## WORK REQUEST
Find how many lines of the listing below include the word "header", then report the number by itself.

## ENTRIES SHOWN
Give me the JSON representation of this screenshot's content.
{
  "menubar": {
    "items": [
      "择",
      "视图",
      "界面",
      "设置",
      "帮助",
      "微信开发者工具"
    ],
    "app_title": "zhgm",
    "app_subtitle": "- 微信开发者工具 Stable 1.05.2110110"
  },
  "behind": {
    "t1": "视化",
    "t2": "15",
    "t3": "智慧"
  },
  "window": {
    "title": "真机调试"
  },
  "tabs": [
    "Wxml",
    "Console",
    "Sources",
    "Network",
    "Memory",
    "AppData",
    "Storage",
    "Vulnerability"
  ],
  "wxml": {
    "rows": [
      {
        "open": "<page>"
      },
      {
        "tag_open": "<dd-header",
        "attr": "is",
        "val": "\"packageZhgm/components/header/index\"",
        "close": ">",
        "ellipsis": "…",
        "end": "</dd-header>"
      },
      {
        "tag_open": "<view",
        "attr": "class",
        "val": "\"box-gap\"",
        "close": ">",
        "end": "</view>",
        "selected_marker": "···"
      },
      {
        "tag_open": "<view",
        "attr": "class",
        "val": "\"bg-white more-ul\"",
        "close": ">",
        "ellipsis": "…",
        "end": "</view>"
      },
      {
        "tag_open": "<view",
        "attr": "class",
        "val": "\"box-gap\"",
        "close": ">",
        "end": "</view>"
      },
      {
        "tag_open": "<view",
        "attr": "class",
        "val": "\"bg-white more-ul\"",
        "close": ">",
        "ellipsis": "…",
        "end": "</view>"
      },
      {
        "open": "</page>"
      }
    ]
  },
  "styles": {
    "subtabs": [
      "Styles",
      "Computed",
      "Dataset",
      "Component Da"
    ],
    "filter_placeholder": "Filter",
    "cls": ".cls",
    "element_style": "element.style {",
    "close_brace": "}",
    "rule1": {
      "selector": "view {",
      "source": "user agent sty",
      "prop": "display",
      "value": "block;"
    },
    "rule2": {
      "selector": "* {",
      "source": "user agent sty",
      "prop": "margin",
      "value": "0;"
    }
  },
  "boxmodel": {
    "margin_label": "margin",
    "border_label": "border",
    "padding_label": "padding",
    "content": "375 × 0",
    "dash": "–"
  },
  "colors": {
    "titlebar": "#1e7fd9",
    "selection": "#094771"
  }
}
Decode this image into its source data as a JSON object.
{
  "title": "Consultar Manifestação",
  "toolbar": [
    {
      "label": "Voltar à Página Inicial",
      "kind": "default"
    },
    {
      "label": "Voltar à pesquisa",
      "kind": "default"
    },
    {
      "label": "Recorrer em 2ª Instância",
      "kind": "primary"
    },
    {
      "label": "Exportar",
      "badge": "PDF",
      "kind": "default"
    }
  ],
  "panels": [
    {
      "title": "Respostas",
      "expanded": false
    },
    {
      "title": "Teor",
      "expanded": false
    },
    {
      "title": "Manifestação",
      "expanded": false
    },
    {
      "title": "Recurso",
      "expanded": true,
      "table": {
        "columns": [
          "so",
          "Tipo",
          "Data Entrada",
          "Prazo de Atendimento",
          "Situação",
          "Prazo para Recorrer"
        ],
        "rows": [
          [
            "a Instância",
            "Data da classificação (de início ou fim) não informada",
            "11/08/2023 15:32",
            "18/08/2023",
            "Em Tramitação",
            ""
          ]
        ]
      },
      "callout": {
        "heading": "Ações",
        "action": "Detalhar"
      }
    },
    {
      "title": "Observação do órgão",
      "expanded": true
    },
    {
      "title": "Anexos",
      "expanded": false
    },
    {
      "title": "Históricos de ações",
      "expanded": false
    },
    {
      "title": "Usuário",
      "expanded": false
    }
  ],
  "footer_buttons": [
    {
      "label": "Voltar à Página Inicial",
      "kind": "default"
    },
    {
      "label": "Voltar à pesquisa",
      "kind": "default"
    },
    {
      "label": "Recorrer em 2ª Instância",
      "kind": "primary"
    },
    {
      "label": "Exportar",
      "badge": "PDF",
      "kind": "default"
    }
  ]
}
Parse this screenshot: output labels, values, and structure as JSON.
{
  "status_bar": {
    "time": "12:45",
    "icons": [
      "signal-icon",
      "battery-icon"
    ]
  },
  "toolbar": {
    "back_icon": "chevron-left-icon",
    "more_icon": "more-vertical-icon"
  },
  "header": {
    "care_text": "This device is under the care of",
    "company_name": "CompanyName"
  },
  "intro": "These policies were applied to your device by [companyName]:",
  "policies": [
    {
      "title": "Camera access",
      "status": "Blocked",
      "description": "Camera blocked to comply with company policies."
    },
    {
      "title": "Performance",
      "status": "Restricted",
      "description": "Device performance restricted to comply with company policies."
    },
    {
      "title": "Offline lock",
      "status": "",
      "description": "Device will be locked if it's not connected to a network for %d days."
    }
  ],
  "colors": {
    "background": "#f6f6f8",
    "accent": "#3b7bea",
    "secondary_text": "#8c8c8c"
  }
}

## OUTPUT FOR THIS TASK
4